A Dream of Life

By Leslie Stainton

Farrar Straus Giroux. 579 pp. $35

Reviewed by Gustavo Perez Firmat

The story is well-known: In 1936, at the outbreak of the Spanish Civil War, the country's brightest literary light, the man widely known as "the poet of the people," was whisked away from a friend's house in Granada by a group of fascist thugs. Two days later, very early in the morning, he was driven out to the countryside and shot. The official death certificate, which wasn't issued until several years after the murder, states that he died of "war wounds." His grave still has not been located.

In the years after his death, Federico Garcia Lorca rapidly became the most discussed and translated modern Spanish writer, second only to Cervantes in fame and familiarity. The tragic and mysterious circumstances of his death, the prohibition of his books in Franco's Spain (it was not until the mid-'80s that a relatively full set of complete works was published), and the pervasive rumors about his homosexuality all helped to nourish the Lorca legend, which recent biographers have undertaken to substantiate and, in some instances, dismantle.

Of these, Ian Gibson, whose ground-breaking life of Lorca appeared in English in 1985, deserves the credit for most of the original research. It was he who unearthed and pieced together the details of Lorca's assassination, in the process laying to rest many wild surmises. He also confronted, openly and sensitively, the issue of Lorca's sexuality. Having the benefit of some documentation not available to Gibson, Leslie Stainton now arrives with a biography that, if it doesn't hold any great surprises, does offer a readable and reliable account of what we know about Lorca's life and major works.

Stainton is especially good at detailing the mixed reaction of Lorca's contemporaries to his poetry and plays, reactions that ranged from mindless worship to venomous denunciation. To many of his compatriots, Lorca was the savior of the Spanish stage; to a good number of others, his plays were not only incoherent but obscene. One right-wing newspaper, piqued at the playwright's celebrity, liked to render his last name as "Garcia Loca" (loca in Spanish can mean "faggot"). Borges, who had no patience for ballads about gypsies, dismissed him as a "professional Andalusian."

But Stainton's detailed attention to the reception of Lorca's work suggests the difficulty that she, as well as earlier biographers, have had to contend with: Although we have a great deal of information about Lorca's public life with its endless rounds of lectures, recitals, parties, premieres and tributes, we still know precious little about the inner man, the intimate Lorca, the one who lived closest to the wellsprings of the writer's art.
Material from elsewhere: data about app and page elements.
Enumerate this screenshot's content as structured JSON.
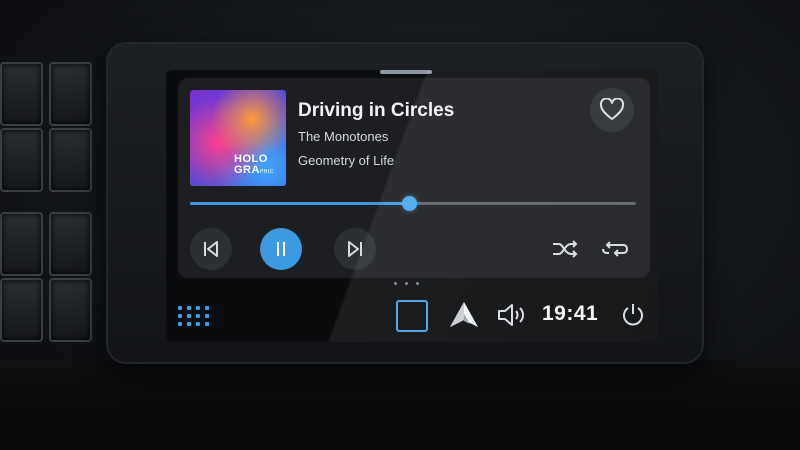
{
  "track": {
    "title": "Driving in Circles",
    "artist": "The Monotones",
    "album": "Geometry of Life",
    "progress": 0.49
  },
  "album_art": {
    "line1": "HOLO",
    "line2": "GRA",
    "line2_small": "PHIC"
  },
  "clock": {
    "time": "19:41"
  },
  "icons": {
    "favorite": "heart-icon",
    "previous": "skip-previous-icon",
    "play_pause": "pause-icon",
    "next": "skip-next-icon",
    "shuffle": "shuffle-icon",
    "repeat": "repeat-icon",
    "apps": "app-grid-icon",
    "home": "square-home-icon",
    "android_auto": "android-auto-icon",
    "volume": "volume-icon",
    "power": "power-icon"
  },
  "colors": {
    "accent": "#3a9be8",
    "card_bg": "#1c1e22",
    "screen_bg": "#0b0c0e",
    "text_primary": "#f2f3f5"
  }
}
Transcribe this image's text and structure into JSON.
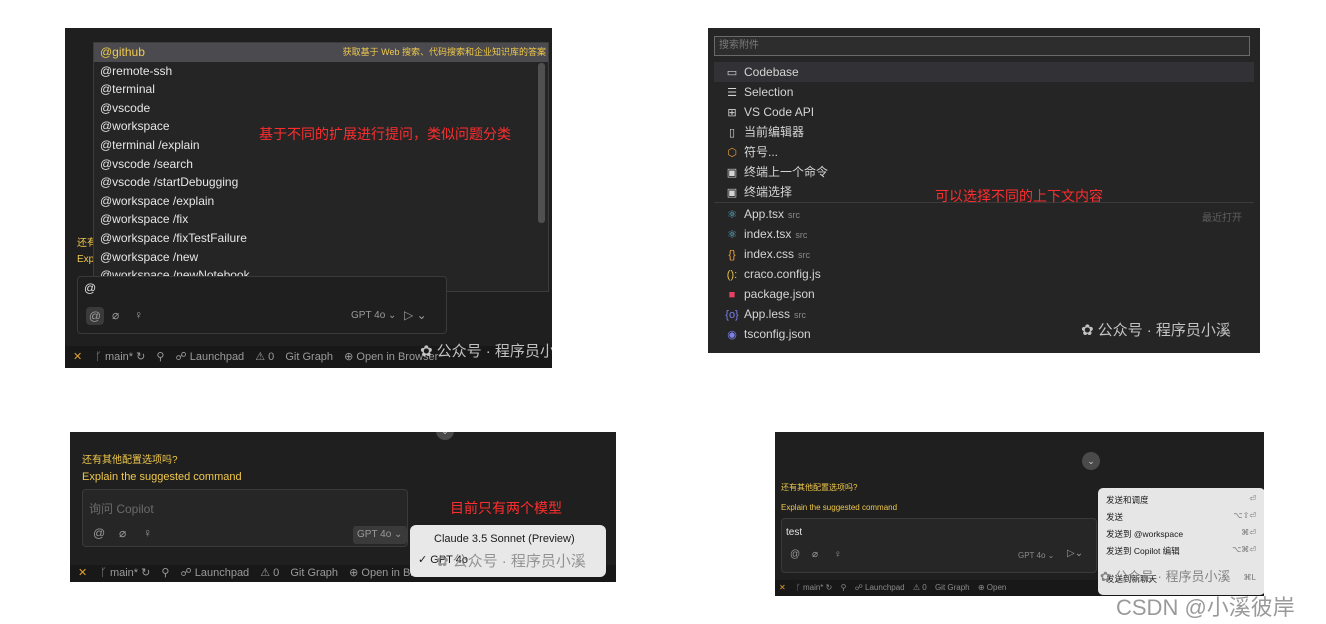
{
  "p1": {
    "items": [
      "@github",
      "@remote-ssh",
      "@terminal",
      "@vscode",
      "@workspace",
      "@terminal /explain",
      "@vscode /search",
      "@vscode /startDebugging",
      "@workspace /explain",
      "@workspace /fix",
      "@workspace /fixTestFailure",
      "@workspace /new",
      "@workspace /newNotebook"
    ],
    "github_desc": "获取基于 Web 搜索、代码搜索和企业知识库的答案",
    "note": "基于不同的扩展进行提问，类似问题分类",
    "left_cut_1": "还有",
    "left_cut_2": "Exp",
    "input_value": "@",
    "model": "GPT 4o",
    "status": {
      "branch": "main*",
      "launchpad": "Launchpad",
      "count": "0",
      "git_graph": "Git Graph",
      "open_browser": "Open in Browser"
    },
    "watermark": "公众号 · 程序员小溪"
  },
  "p2": {
    "search_placeholder": "搜索附件",
    "context_items": [
      {
        "icon": "folder",
        "label": "Codebase"
      },
      {
        "icon": "lines",
        "label": "Selection"
      },
      {
        "icon": "api",
        "label": "VS Code API"
      },
      {
        "icon": "file",
        "label": "当前编辑器"
      },
      {
        "icon": "cube",
        "label": "符号..."
      },
      {
        "icon": "terminal",
        "label": "终端上一个命令"
      },
      {
        "icon": "terminal",
        "label": "终端选择"
      }
    ],
    "files": [
      {
        "icon": "react",
        "name": "App.tsx",
        "dir": "src"
      },
      {
        "icon": "react",
        "name": "index.tsx",
        "dir": "src"
      },
      {
        "icon": "braces",
        "name": "index.css",
        "dir": "src"
      },
      {
        "icon": "braces",
        "name": "craco.config.js",
        "dir": ""
      },
      {
        "icon": "npm",
        "name": "package.json",
        "dir": ""
      },
      {
        "icon": "less",
        "name": "App.less",
        "dir": "src"
      },
      {
        "icon": "ts",
        "name": "tsconfig.json",
        "dir": ""
      }
    ],
    "recent_label": "最近打开",
    "note": "可以选择不同的上下文内容",
    "watermark": "公众号 · 程序员小溪"
  },
  "p3": {
    "question": "还有其他配置选项吗?",
    "suggestion": "Explain the suggested command",
    "input_placeholder": "询问 Copilot",
    "model": "GPT 4o",
    "note": "目前只有两个模型",
    "models": [
      "Claude 3.5 Sonnet (Preview)",
      "GPT 4o"
    ],
    "selected_model": "GPT 4o",
    "status": {
      "branch": "main*",
      "launchpad": "Launchpad",
      "count": "0",
      "git_graph": "Git Graph",
      "open_browser": "Open in Browser"
    },
    "watermark": "公众号 · 程序员小溪"
  },
  "p4": {
    "question": "还有其他配置选项吗?",
    "suggestion": "Explain the suggested command",
    "input_value": "test",
    "model": "GPT 4o",
    "send_options": [
      {
        "label": "发送和调度",
        "shortcut": "⏎"
      },
      {
        "label": "发送",
        "shortcut": "⌥⇧⏎"
      },
      {
        "label": "发送到 @workspace",
        "shortcut": "⌘⏎"
      },
      {
        "label": "发送到 Copilot 编辑",
        "shortcut": "⌥⌘⏎"
      },
      {
        "label": "发送到新聊天",
        "shortcut": "⌘L"
      }
    ],
    "status": {
      "branch": "main*",
      "launchpad": "Launchpad",
      "count": "0",
      "git_graph": "Git Graph",
      "open_browser": "Open"
    },
    "watermark": "公众号 · 程序员小溪"
  },
  "credit": "CSDN @小溪彼岸"
}
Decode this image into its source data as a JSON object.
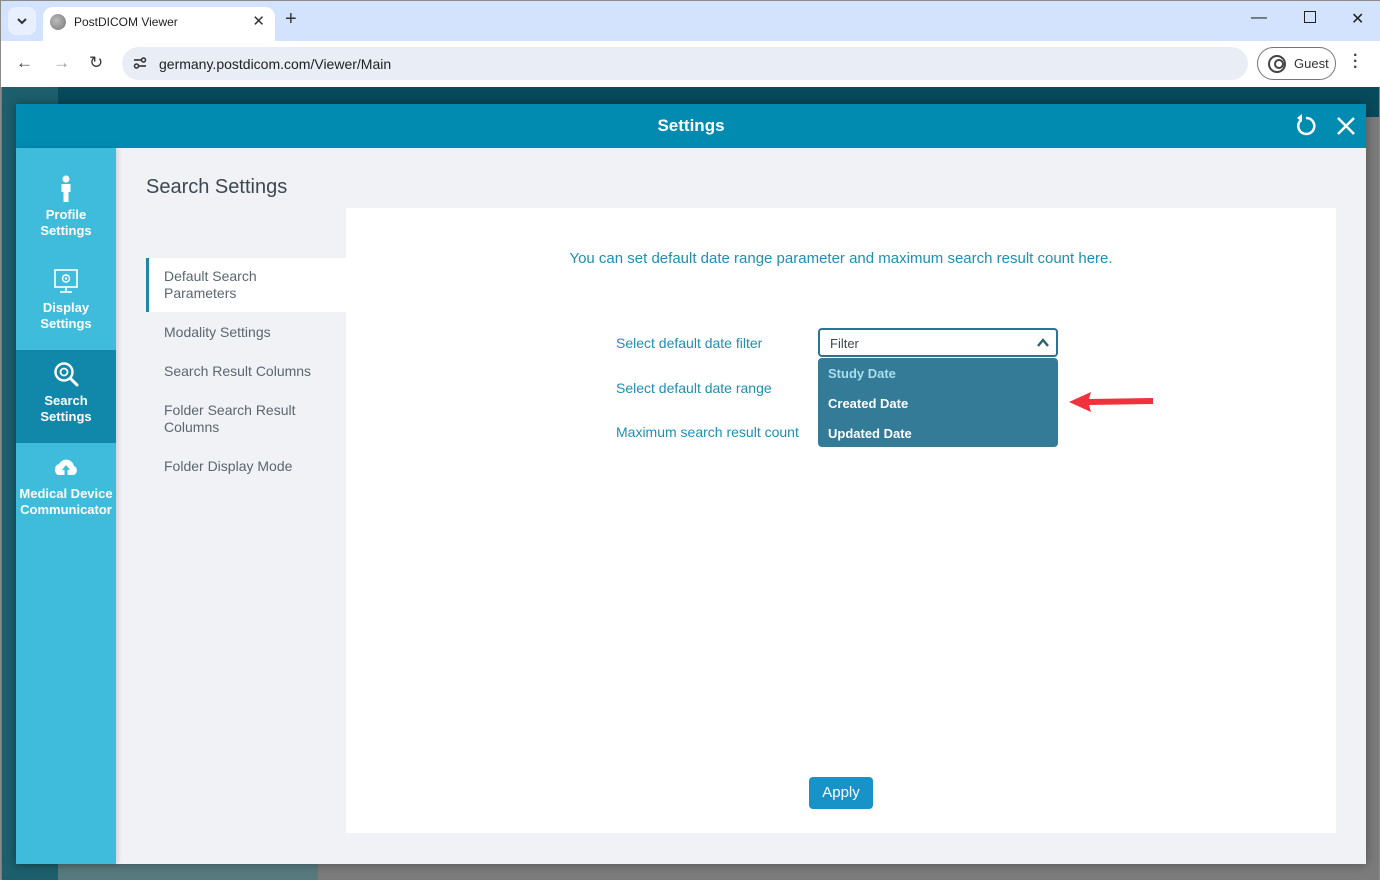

Apparently Lorca did not keep diaries or journals, and in the personal correspondence that survives, or at least in that part of it that has been made available, he is carefully reticent about his private life. Terrified that his parents would find out what most of Madrid already knew -- that he was homosexual -- even with friends he cultivated a persona that often was starkly at odds with his real life. Disembarking in Buenos Aires in 1933, he cheerily announced to the assembled press that he had come to Argentina "to make friends and meet girls." The truth seems to be that at the time Lorca was deeply in love with the young man for whom he wrote the notorious "Sonnets of Dark Love," moving poems of homosexual love not published in their entirety until the 1980s.

Having no choice but to rely for the most part on the public record, Stainton draws a portrait of Lorca that is compassionate but not very flattering. As she dutifully piles wisecrack upon wisecrack and anecdote upon anecdote, the Lorca that emerges from these pages is vain, callow, untrustworthy, often homophobic, sometimes misogynistic, opportunistic rather than genuinely political, and not embarrassed to sponge off his parents for most of his adult life. How he found the time to write all those poems and plays remains a mystery, for he appears to have spent most of his time hanging out at cafes or whooping it up with friends. Indeed, most of his writing seems to have been done on laundry slips and hotel stationery. One comes to the end of the book wondering how it was possible for such a man to write so much beautiful poetry.

This is a question that Stainton does not attempt to answer, and that is why, in spite of its considerable merits, her biography finally disappoints. A little less chitchat and a little more analysis would have made this a more interesting and original book.

Gustavo Perez Firmat teaches Spanish and Spanish-American literature at Columbia University.